**Action item:**
In the lines below, the string "Number" may appear; say how many lines hold it and give nothing more.

[Start of section]

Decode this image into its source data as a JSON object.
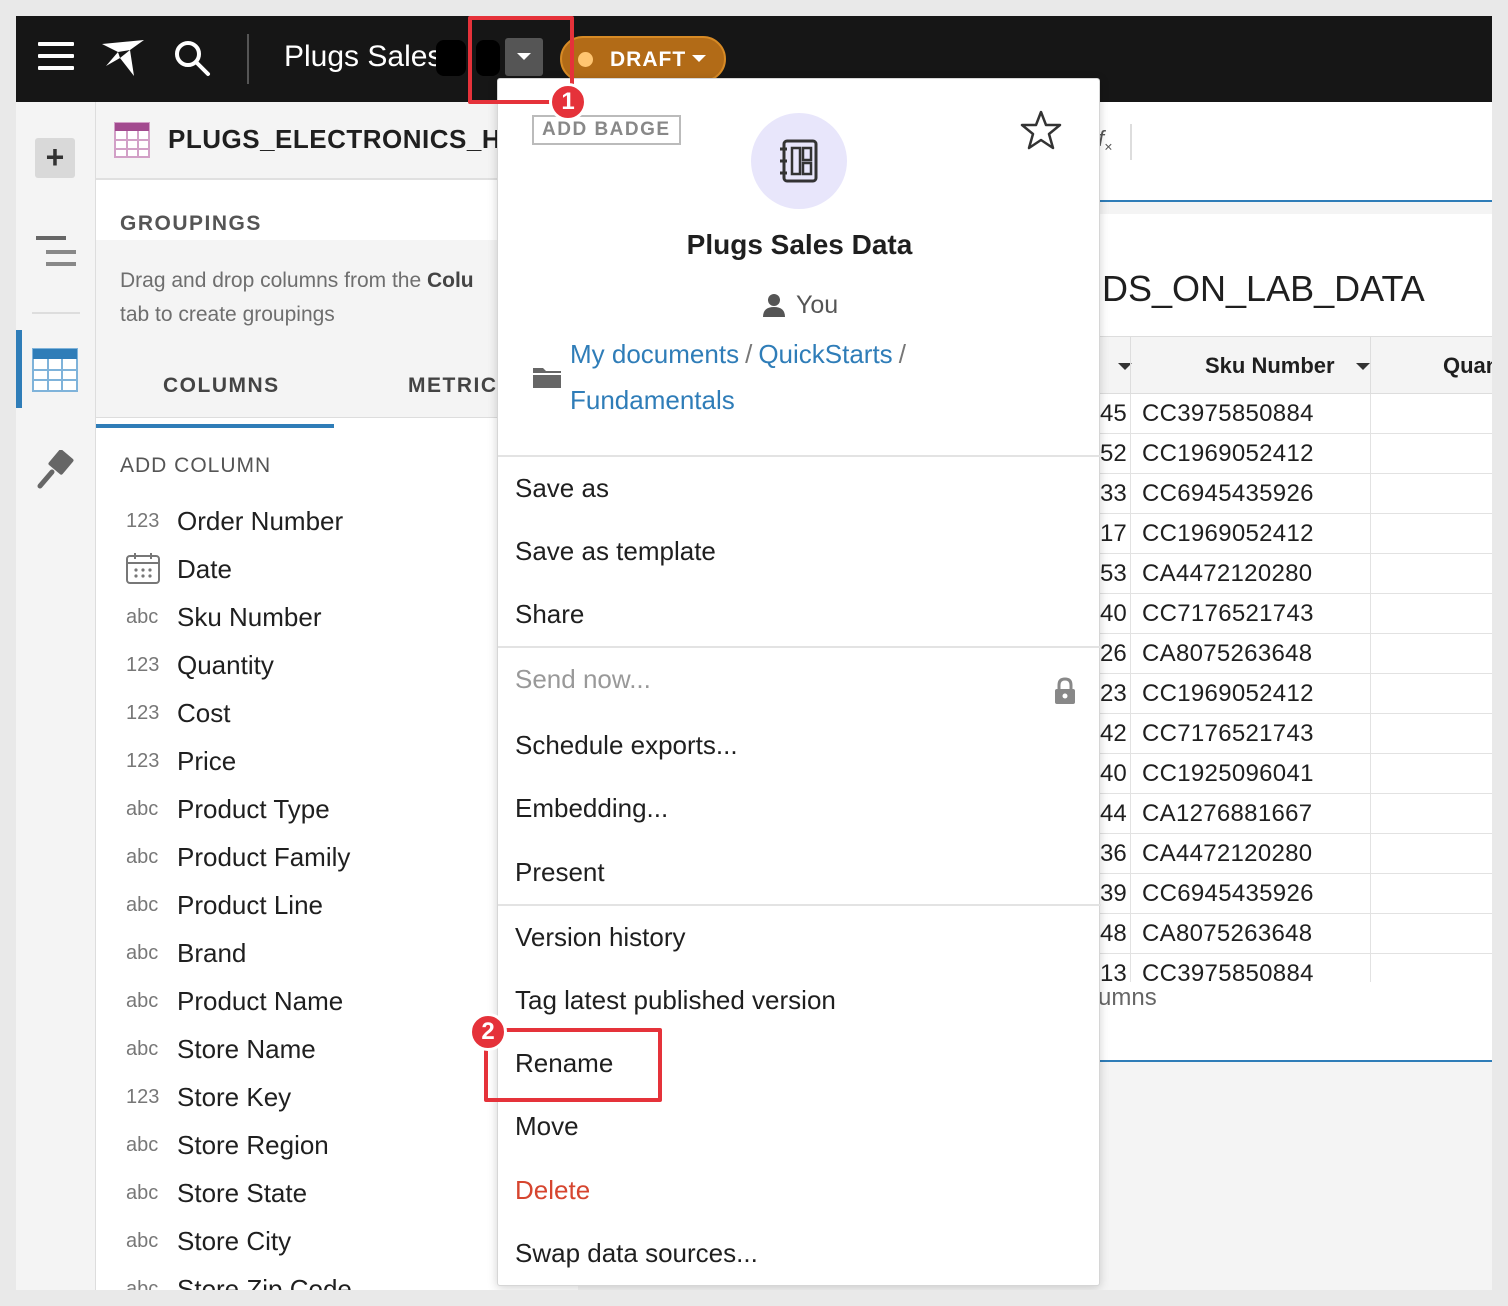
{
  "app": {
    "doc_title": "Plugs Sales",
    "status_badge": "DRAFT",
    "colors": {
      "topbar": "#161616",
      "accent": "#2f7db8",
      "draft": "#b26b17",
      "danger": "#d6452f",
      "annotation": "#e5323a"
    }
  },
  "panel": {
    "title": "PLUGS_ELECTRONICS_HA...",
    "groupings_heading": "GROUPINGS",
    "groupings_hint_pre": "Drag and drop columns from the ",
    "groupings_hint_bold": "Colu",
    "groupings_hint_post": "tab to create groupings",
    "tabs": [
      "COLUMNS",
      "METRICS"
    ],
    "add_column": "ADD COLUMN",
    "columns": [
      {
        "type": "123",
        "name": "Order Number"
      },
      {
        "type": "date-icon",
        "name": "Date"
      },
      {
        "type": "abc",
        "name": "Sku Number"
      },
      {
        "type": "123",
        "name": "Quantity"
      },
      {
        "type": "123",
        "name": "Cost"
      },
      {
        "type": "123",
        "name": "Price"
      },
      {
        "type": "abc",
        "name": "Product Type"
      },
      {
        "type": "abc",
        "name": "Product Family"
      },
      {
        "type": "abc",
        "name": "Product Line"
      },
      {
        "type": "abc",
        "name": "Brand"
      },
      {
        "type": "abc",
        "name": "Product Name"
      },
      {
        "type": "abc",
        "name": "Store Name"
      },
      {
        "type": "123",
        "name": "Store Key"
      },
      {
        "type": "abc",
        "name": "Store Region"
      },
      {
        "type": "abc",
        "name": "Store State"
      },
      {
        "type": "abc",
        "name": "Store City"
      },
      {
        "type": "abc",
        "name": "Store Zip Code"
      }
    ]
  },
  "sheet": {
    "fx_label": "fx",
    "title": "DS_ON_LAB_DATA",
    "headers": [
      "Sku Number",
      "Quant"
    ],
    "rows": [
      [
        "45",
        "CC3975850884"
      ],
      [
        "52",
        "CC1969052412"
      ],
      [
        "33",
        "CC6945435926"
      ],
      [
        "17",
        "CC1969052412"
      ],
      [
        "53",
        "CA4472120280"
      ],
      [
        "40",
        "CC7176521743"
      ],
      [
        "26",
        "CA8075263648"
      ],
      [
        "23",
        "CC1969052412"
      ],
      [
        "42",
        "CC7176521743"
      ],
      [
        "40",
        "CC1925096041"
      ],
      [
        "44",
        "CA1276881667"
      ],
      [
        "36",
        "CA4472120280"
      ],
      [
        "39",
        "CC6945435926"
      ],
      [
        "48",
        "CA8075263648"
      ],
      [
        "13",
        "CC3975850884"
      ]
    ],
    "footer_fragment": "umns"
  },
  "menu": {
    "add_badge": "ADD BADGE",
    "doc_name": "Plugs Sales Data",
    "owner": "You",
    "path": [
      "My documents",
      "QuickStarts",
      "Fundamentals"
    ],
    "items": {
      "save_as": "Save as",
      "save_as_template": "Save as template",
      "share": "Share",
      "send_now": "Send now...",
      "schedule_exports": "Schedule exports...",
      "embedding": "Embedding...",
      "present": "Present",
      "version_history": "Version history",
      "tag_latest": "Tag latest published version",
      "rename": "Rename",
      "move": "Move",
      "delete": "Delete",
      "swap": "Swap data sources..."
    }
  },
  "annotations": {
    "step1": "1",
    "step2": "2"
  }
}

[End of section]

**Written solution:**
3